Once one localizes the problem at a point, as VA and Ben Webster did, this settles both 1 and 2 over arbitrary fields of characteristic zero. Of course VA argument is preferable as it is more direct/elementary.

Original answer. Below is my original answer commented by David Speyer below:

Over the category of smooth real manifolds the symmetric power of smooth curves is not smooth in general. The second symmetric power is a smooth surface with boundary and starting from the third symmetric power what we get are varieties with corners at the boundary.

Symmetric powers of smooth surfaces are still smooth as they are locally diffeomorphic to complex curves.

If nothing else these examples show that smoothness might mean different things for algebraic geometers and differential geometers in algebraic geometry over $\mathbb R$ and in differential geometry.

2 added 85 characters in body

Not really an answer, but instead a remark. Over the category of smooth real manifolds the symmetric power of smooth curves is not smooth in general. The second symmetric power is a smooth surface with boundary and starting from the third symmetric power what we get are varieties with corners at the boundary.

Symmetric powers of smooth surfaces are still smooth as they are locally diffeomorphic to complex curves.

If nothing else these examples show that smoothness might mean different things for algebraic geometers and differential geometers in algebraic geometry over $\mathbb R$ and in differential geometry.

1

Not really an answer, but instead a remark. Over the category of smooth real manifolds the symmetric power of smooth curves is not smooth in general. The second symmetric power is a smooth surface with boundary and starting from the third symmetric power what we get are varieties with corners at the boundary.

Symmetric powers of smooth surfaces are still smooth as they are locally diffeomorphic to complex curves.
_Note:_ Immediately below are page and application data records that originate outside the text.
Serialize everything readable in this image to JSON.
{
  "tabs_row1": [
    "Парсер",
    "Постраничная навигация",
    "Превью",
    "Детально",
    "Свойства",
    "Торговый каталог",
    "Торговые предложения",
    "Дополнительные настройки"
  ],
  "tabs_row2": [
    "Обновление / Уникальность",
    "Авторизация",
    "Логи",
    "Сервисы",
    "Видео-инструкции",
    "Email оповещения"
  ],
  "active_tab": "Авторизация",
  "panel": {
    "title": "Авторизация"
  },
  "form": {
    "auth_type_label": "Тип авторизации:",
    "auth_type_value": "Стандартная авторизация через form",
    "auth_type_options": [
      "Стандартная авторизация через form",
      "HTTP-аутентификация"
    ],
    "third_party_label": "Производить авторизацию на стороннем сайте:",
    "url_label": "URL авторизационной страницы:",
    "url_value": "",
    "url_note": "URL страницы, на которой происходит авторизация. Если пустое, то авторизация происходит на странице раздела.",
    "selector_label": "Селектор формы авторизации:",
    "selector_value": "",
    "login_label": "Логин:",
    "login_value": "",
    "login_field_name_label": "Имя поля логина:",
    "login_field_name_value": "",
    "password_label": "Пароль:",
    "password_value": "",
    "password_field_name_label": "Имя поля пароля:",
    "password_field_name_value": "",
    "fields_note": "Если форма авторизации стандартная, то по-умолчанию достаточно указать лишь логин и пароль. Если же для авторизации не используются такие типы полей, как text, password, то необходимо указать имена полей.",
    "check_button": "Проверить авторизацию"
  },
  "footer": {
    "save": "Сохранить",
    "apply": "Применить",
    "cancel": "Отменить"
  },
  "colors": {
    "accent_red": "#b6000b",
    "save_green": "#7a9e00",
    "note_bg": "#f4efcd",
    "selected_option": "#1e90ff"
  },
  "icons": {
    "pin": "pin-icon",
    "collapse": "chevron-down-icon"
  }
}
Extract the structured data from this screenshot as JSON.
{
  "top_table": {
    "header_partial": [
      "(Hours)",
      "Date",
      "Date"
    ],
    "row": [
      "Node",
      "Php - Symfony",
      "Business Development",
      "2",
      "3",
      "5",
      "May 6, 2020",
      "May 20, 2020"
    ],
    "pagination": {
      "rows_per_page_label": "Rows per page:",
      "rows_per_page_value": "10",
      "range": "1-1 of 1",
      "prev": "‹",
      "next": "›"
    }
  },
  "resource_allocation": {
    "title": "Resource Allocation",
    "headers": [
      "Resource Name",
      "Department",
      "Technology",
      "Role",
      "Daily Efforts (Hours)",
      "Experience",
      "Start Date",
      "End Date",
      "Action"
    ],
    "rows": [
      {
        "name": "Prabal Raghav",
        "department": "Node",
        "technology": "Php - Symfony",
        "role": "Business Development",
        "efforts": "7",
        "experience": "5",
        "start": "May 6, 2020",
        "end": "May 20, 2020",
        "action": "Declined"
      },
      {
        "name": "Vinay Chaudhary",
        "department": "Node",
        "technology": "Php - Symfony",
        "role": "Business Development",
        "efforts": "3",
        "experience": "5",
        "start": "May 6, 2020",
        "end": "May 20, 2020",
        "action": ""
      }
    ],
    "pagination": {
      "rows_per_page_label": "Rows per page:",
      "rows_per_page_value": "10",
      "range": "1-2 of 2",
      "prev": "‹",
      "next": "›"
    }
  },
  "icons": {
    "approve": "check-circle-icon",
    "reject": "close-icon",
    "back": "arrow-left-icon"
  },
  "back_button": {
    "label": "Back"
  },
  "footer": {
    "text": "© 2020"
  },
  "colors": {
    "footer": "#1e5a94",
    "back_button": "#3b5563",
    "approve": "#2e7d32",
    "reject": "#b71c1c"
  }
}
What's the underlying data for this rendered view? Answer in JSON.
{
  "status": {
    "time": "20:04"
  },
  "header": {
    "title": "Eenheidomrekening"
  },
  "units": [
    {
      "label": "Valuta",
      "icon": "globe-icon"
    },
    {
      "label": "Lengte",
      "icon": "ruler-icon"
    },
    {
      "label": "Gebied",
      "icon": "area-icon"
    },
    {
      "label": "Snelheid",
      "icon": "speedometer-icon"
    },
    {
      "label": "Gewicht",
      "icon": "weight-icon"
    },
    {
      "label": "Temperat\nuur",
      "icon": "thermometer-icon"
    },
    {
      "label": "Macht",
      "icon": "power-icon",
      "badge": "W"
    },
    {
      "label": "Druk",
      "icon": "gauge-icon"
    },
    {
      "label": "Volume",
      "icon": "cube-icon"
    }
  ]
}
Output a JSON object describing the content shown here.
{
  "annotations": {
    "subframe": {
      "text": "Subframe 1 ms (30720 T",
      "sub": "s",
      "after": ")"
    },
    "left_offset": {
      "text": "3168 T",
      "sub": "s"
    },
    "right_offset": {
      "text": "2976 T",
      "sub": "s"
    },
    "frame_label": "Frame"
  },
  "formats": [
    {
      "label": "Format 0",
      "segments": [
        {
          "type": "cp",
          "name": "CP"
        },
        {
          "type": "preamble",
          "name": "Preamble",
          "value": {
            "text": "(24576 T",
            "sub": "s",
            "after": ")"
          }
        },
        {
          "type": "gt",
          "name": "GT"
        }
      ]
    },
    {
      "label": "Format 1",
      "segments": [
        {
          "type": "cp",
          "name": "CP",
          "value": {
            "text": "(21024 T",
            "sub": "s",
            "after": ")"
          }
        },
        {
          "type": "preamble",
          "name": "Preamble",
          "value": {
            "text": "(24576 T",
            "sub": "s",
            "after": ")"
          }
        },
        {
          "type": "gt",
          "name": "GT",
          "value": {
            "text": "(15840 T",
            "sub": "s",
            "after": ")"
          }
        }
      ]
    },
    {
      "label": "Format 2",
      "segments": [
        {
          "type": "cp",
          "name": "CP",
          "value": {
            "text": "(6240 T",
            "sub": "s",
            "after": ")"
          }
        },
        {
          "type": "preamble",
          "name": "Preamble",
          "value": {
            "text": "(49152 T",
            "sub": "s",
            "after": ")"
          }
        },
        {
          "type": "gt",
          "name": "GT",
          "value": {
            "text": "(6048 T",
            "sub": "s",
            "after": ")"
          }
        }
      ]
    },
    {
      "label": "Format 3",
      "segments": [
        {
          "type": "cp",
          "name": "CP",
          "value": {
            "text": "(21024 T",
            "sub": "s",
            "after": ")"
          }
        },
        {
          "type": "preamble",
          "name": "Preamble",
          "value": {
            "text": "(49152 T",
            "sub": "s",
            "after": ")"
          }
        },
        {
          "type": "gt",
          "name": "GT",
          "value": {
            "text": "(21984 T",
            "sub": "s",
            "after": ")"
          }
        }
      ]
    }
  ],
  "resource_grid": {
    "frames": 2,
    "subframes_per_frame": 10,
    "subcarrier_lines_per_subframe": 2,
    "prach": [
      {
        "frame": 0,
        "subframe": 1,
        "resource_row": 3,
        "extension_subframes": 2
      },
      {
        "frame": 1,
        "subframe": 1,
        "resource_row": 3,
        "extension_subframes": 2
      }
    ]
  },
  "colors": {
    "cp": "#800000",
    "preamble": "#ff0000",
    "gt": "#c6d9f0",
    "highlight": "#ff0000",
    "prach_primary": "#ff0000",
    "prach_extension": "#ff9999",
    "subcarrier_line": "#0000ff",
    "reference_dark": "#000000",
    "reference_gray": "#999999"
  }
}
If nothing else these examples show that smoothness might mean different things for algebraic geometers and differential geometers.